» **Dataset records**:
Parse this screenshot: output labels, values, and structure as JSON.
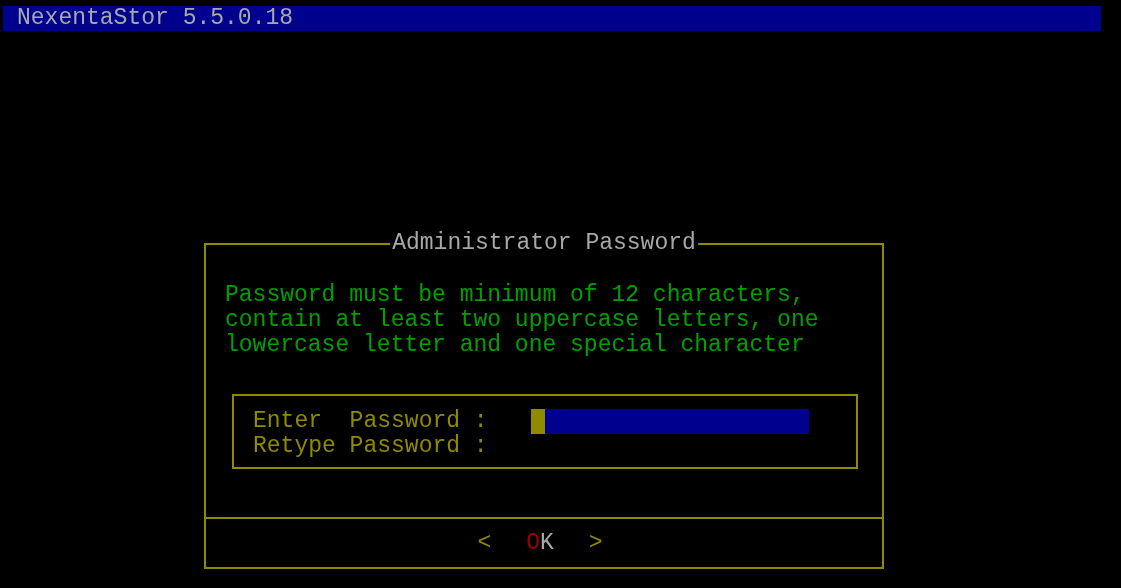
{
  "header": {
    "title": "NexentaStor 5.5.0.18"
  },
  "dialog": {
    "title": "Administrator Password",
    "message": [
      "Password must be minimum of 12 characters,",
      "contain at least two uppercase letters, one",
      "lowercase letter and one special character"
    ],
    "fields": [
      {
        "label": "Enter  Password :",
        "focused": true
      },
      {
        "label": "Retype Password :",
        "focused": false
      }
    ],
    "button": {
      "left": "<",
      "hotkey": "O",
      "label": "K",
      "right": ">"
    }
  }
}
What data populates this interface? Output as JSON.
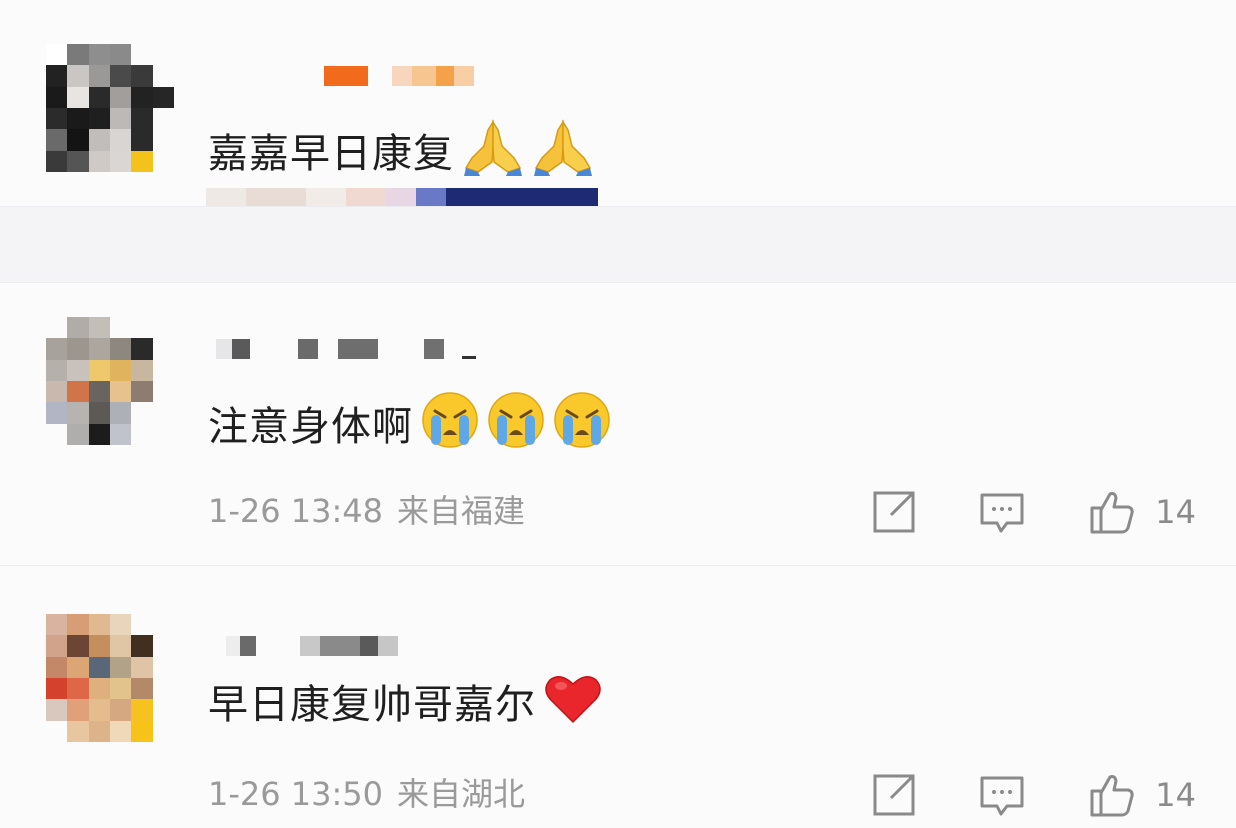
{
  "comments": [
    {
      "text": "嘉嘉早日康复",
      "emoji_icon": "pray-hands-icon",
      "emoji_count": 2
    },
    {
      "text": "注意身体啊",
      "emoji_icon": "crying-face-icon",
      "emoji_count": 3,
      "time": "1-26 13:48",
      "location": "来自福建",
      "likes": "14"
    },
    {
      "text": "早日康复帅哥嘉尔",
      "emoji_icon": "red-heart-icon",
      "emoji_count": 1,
      "time": "1-26 13:50",
      "location": "来自湖北",
      "likes": "14"
    }
  ],
  "colors": {
    "page_bg": "#f4f4f6",
    "card_bg": "#fbfbfc",
    "meta_text": "#9a9a9a",
    "icon_stroke": "#8a8a8a"
  }
}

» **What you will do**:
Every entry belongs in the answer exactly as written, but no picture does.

» **Response for this exercise**:
Parse this screenshot: output labels, values, and structure as JSON.
{
  "header": {
    "title": "NexentaStor 5.5.0.18"
  },
  "dialog": {
    "title": "Administrator Password",
    "message": [
      "Password must be minimum of 12 characters,",
      "contain at least two uppercase letters, one",
      "lowercase letter and one special character"
    ],
    "fields": [
      {
        "label": "Enter  Password :",
        "focused": true
      },
      {
        "label": "Retype Password :",
        "focused": false
      }
    ],
    "button": {
      "left": "<",
      "hotkey": "O",
      "label": "K",
      "right": ">"
    }
  }
}
What data populates this interface? Output as JSON.
{
  "comments": [
    {
      "text": "嘉嘉早日康复",
      "emoji_icon": "pray-hands-icon",
      "emoji_count": 2
    },
    {
      "text": "注意身体啊",
      "emoji_icon": "crying-face-icon",
      "emoji_count": 3,
      "time": "1-26 13:48",
      "location": "来自福建",
      "likes": "14"
    },
    {
      "text": "早日康复帅哥嘉尔",
      "emoji_icon": "red-heart-icon",
      "emoji_count": 1,
      "time": "1-26 13:50",
      "location": "来自湖北",
      "likes": "14"
    }
  ],
  "colors": {
    "page_bg": "#f4f4f6",
    "card_bg": "#fbfbfc",
    "meta_text": "#9a9a9a",
    "icon_stroke": "#8a8a8a"
  }
}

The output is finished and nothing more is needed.